Blind Art by Derrida

joseph-benoit-suvee-inventionofartofdrawing1793The artistic power of seeing and making visible is inhabited by blindnesses it cannot recognize.

"Joseph-Benoit Suvee’s ‘Butades, or the Origin of Drawing’ (1791), is a painting of the young Corinthian woman Butades in Greek antiquity who, facing separation from her lover, traces his shadow on the wall.

"It comes from a tradition in which the origin of drawing is attributed to memory rather than perception. The narrative relates the origin of graphic representation to the absence or invisibility of the model.

"This suggests, drawing originates in blindness.

"(a) The artist is blind: The object or model, even if facing the artist, cannot be seen at the same moment as the mark of drawing is made. There’s always a gap or delay. The mark relies on memory. And when memory is invoked, the present object is ignored: the artist will be blind to it.

"(b) The process of drawing is blind: Drawing, like language, is impossible without the play of the trace, the play of presence and absence. And this cannot be seen.

"So there’s a double blindness, with the presence and absence (Butades’ problem) at the origin. The artistic power of seeing and making visible is inhabited by blindnesses it cannot recognize."

text: Introducing Derrida, Collins and Mayblin, 1996, pp. 145-146
image:
Projection Systems

Advertisements

Leave a Reply

Fill in your details below or click an icon to log in:

WordPress.com Logo

You are commenting using your WordPress.com account. Log Out / Change )

Twitter picture

You are commenting using your Twitter account. Log Out / Change )

Facebook photo

You are commenting using your Facebook account.

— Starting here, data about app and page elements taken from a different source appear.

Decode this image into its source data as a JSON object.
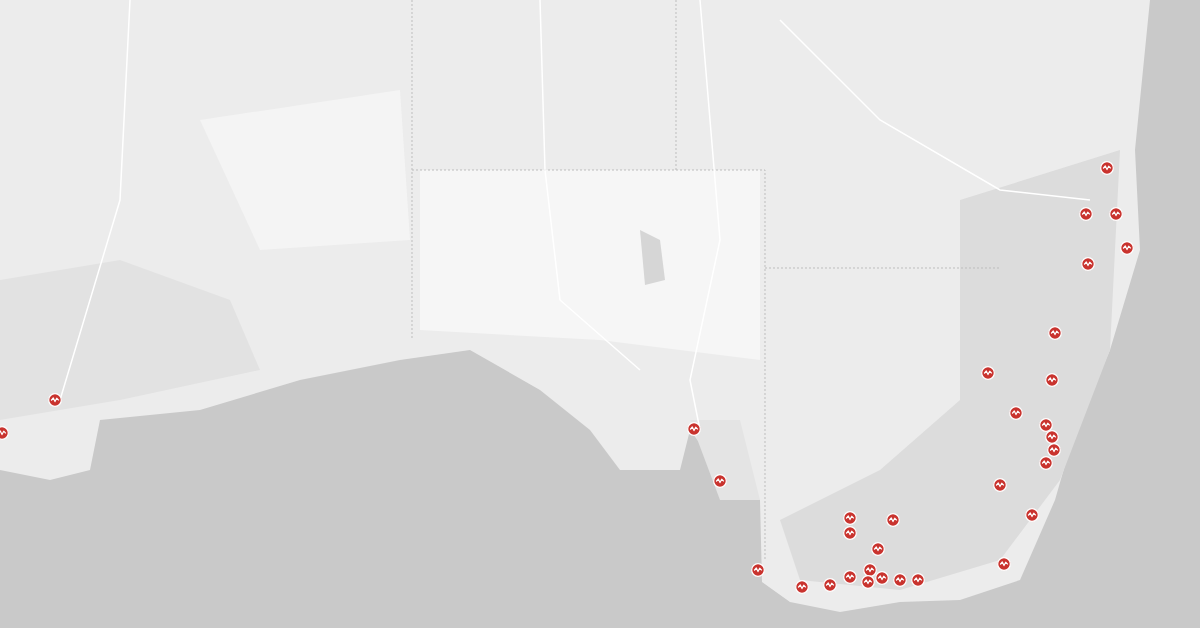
{
  "markers": [
    {
      "kind": "pulse"
    },
    {
      "kind": "pulse"
    },
    {
      "kind": "pulse"
    },
    {
      "kind": "pulse"
    },
    {
      "kind": "pulse"
    },
    {
      "kind": "pulse"
    },
    {
      "kind": "pulse"
    },
    {
      "kind": "pulse"
    },
    {
      "kind": "pulse"
    },
    {
      "kind": "pulse"
    },
    {
      "kind": "pulse"
    },
    {
      "kind": "pulse"
    },
    {
      "kind": "pulse"
    },
    {
      "kind": "pulse"
    },
    {
      "kind": "pulse"
    },
    {
      "kind": "pulse"
    },
    {
      "kind": "pulse"
    },
    {
      "kind": "pulse"
    },
    {
      "kind": "pulse"
    },
    {
      "kind": "pulse"
    },
    {
      "kind": "pulse"
    },
    {
      "kind": "pulse"
    },
    {
      "kind": "pulse"
    },
    {
      "kind": "pulse"
    },
    {
      "kind": "pulse"
    },
    {
      "kind": "pulse"
    },
    {
      "kind": "pulse"
    },
    {
      "kind": "pulse"
    },
    {
      "kind": "pulse"
    },
    {
      "kind": "pulse"
    },
    {
      "kind": "pulse"
    },
    {
      "kind": "pulse"
    },
    {
      "kind": "pulse"
    }
  ]
}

Log Out / Change )

Google+ photo

You are commenting using your Google+ account. Log Out / Change )

Connecting to %s

%d bloggers like this: